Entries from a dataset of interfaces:
----

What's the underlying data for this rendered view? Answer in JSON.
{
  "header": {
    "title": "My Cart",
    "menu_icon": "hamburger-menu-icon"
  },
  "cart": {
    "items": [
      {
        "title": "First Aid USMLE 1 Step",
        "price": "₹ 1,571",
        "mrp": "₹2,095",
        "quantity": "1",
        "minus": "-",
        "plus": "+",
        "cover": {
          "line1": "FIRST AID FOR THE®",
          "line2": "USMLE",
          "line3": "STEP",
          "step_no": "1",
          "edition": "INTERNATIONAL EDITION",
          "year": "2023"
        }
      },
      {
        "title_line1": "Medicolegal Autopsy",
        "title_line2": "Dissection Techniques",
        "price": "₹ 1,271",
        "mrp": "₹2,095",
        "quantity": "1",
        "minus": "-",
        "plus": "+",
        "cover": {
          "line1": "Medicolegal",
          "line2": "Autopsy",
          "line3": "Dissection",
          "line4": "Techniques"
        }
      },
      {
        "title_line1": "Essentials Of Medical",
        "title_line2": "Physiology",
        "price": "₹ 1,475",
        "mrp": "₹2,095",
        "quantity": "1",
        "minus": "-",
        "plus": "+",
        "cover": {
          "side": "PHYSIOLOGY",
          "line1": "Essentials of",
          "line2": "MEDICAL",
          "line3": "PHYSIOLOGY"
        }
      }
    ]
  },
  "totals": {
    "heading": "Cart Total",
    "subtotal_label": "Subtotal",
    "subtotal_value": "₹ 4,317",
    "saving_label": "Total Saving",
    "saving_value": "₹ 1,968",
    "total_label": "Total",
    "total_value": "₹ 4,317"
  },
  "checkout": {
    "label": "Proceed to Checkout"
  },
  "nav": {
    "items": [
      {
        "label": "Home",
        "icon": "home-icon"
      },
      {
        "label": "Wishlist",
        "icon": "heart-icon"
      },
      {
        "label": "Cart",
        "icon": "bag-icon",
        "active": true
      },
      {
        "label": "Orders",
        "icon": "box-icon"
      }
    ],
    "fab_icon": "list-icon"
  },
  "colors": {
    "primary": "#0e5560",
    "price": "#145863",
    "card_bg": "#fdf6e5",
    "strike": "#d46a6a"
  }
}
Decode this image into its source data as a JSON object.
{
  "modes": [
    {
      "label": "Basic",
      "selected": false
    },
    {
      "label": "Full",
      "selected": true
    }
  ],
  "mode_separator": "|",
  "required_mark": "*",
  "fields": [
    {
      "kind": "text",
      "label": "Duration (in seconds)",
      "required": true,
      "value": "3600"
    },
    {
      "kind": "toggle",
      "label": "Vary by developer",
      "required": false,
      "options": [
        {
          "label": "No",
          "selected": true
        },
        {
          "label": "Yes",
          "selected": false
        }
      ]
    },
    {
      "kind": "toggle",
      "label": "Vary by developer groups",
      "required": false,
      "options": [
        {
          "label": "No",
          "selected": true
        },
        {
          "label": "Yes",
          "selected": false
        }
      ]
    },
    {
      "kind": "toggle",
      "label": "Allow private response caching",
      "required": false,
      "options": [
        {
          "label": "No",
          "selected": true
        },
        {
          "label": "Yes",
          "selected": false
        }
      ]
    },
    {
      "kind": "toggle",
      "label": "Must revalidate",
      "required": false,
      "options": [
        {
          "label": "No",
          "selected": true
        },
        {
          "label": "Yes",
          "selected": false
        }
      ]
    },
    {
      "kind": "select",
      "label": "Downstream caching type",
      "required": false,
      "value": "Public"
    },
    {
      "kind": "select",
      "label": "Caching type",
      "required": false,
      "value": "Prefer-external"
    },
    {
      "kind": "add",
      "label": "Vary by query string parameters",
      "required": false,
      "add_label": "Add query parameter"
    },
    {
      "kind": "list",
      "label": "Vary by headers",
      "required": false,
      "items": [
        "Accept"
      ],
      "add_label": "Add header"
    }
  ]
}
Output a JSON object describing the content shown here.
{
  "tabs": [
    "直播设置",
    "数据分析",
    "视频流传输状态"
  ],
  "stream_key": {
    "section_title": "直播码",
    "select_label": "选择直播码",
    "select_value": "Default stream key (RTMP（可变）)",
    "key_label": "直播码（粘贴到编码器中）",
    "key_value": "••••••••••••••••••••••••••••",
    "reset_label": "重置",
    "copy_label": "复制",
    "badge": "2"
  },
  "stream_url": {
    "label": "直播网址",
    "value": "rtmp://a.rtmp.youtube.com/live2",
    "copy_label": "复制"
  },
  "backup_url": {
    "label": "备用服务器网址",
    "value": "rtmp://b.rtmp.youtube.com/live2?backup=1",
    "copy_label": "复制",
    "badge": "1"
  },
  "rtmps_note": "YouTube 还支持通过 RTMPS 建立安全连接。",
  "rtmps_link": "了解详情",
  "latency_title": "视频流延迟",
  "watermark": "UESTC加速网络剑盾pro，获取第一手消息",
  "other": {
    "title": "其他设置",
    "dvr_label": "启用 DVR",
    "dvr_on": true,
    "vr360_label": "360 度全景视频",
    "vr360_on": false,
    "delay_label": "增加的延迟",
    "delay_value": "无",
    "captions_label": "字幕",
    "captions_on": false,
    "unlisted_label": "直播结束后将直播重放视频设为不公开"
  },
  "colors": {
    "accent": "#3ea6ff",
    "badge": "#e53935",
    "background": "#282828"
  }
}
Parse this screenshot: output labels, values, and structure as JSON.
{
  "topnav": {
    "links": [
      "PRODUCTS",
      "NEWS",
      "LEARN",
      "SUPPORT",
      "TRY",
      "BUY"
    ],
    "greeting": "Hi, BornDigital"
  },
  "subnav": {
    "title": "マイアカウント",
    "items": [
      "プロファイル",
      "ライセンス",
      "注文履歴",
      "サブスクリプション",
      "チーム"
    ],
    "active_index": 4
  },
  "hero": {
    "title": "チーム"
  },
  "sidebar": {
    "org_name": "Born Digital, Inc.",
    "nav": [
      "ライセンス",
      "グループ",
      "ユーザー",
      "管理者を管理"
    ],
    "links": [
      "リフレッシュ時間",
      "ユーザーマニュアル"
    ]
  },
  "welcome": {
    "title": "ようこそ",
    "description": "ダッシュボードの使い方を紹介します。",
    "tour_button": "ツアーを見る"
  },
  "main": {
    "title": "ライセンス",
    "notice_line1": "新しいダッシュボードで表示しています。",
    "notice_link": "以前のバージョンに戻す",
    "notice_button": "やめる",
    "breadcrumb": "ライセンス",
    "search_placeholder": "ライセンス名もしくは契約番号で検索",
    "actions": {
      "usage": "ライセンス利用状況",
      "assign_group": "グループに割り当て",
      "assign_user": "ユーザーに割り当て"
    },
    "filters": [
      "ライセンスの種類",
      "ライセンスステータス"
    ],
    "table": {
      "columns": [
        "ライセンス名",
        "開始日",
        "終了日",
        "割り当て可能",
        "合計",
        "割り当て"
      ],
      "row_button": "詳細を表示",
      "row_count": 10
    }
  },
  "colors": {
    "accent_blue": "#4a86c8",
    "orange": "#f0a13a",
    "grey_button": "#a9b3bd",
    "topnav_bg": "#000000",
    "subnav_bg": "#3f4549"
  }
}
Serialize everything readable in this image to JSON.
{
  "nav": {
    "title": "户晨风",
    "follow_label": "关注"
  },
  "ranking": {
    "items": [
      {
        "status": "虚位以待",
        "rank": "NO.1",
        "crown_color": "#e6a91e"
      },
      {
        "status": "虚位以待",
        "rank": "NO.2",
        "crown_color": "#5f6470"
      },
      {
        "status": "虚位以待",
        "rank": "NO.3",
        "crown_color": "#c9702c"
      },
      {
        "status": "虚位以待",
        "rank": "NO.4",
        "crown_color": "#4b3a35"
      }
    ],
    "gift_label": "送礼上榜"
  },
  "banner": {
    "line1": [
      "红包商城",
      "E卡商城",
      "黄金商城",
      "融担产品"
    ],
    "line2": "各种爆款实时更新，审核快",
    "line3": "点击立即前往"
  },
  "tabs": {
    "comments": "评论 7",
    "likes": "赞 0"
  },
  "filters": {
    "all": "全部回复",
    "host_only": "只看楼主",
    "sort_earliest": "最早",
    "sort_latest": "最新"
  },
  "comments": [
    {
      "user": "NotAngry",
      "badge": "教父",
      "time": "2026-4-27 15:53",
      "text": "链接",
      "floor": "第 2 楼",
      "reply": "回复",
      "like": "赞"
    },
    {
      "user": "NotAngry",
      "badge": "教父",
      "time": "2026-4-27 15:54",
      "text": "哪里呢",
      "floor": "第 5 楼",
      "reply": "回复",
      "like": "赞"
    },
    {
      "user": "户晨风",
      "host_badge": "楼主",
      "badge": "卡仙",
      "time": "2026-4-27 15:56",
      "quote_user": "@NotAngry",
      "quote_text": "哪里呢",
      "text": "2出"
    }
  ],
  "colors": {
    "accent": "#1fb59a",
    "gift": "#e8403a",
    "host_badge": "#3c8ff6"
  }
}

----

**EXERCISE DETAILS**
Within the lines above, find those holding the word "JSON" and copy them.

**RESPONSE AREA**
What's the underlying data for this rendered view? Answer in JSON.
Decode this image into its source data as a JSON object.
Output a JSON object describing the content shown here.
Parse this screenshot: output labels, values, and structure as JSON.
Serialize everything readable in this image to JSON.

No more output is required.